> **Directions**: With no edits of any kind, print each record that follows.

> **Given data**:
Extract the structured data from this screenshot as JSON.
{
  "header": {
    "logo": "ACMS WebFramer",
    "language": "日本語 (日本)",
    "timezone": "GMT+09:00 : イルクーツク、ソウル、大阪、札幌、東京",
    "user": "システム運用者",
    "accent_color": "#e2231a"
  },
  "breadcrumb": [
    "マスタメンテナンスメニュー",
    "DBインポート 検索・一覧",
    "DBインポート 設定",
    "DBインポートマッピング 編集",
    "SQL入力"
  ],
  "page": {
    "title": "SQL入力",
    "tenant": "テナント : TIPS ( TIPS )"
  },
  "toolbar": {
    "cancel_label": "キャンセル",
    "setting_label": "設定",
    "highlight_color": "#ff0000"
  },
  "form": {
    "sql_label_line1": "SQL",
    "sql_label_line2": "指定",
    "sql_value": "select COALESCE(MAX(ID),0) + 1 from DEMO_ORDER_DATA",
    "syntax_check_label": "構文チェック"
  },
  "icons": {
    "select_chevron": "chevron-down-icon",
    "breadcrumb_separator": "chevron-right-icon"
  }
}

> **Response below**:
Extract the structured data from this screenshot as JSON.
{
  "header": {
    "logo": "ACMS WebFramer",
    "language": "日本語 (日本)",
    "timezone": "GMT+09:00 : イルクーツク、ソウル、大阪、札幌、東京",
    "user": "システム運用者",
    "accent_color": "#e2231a"
  },
  "breadcrumb": [
    "マスタメンテナンスメニュー",
    "DBインポート 検索・一覧",
    "DBインポート 設定",
    "DBインポートマッピング 編集",
    "SQL入力"
  ],
  "page": {
    "title": "SQL入力",
    "tenant": "テナント : TIPS ( TIPS )"
  },
  "toolbar": {
    "cancel_label": "キャンセル",
    "setting_label": "設定",
    "highlight_color": "#ff0000"
  },
  "form": {
    "sql_label_line1": "SQL",
    "sql_label_line2": "指定",
    "sql_value": "select COALESCE(MAX(ID),0) + 1 from DEMO_ORDER_DATA",
    "syntax_check_label": "構文チェック"
  },
  "icons": {
    "select_chevron": "chevron-down-icon",
    "breadcrumb_separator": "chevron-right-icon"
  }
}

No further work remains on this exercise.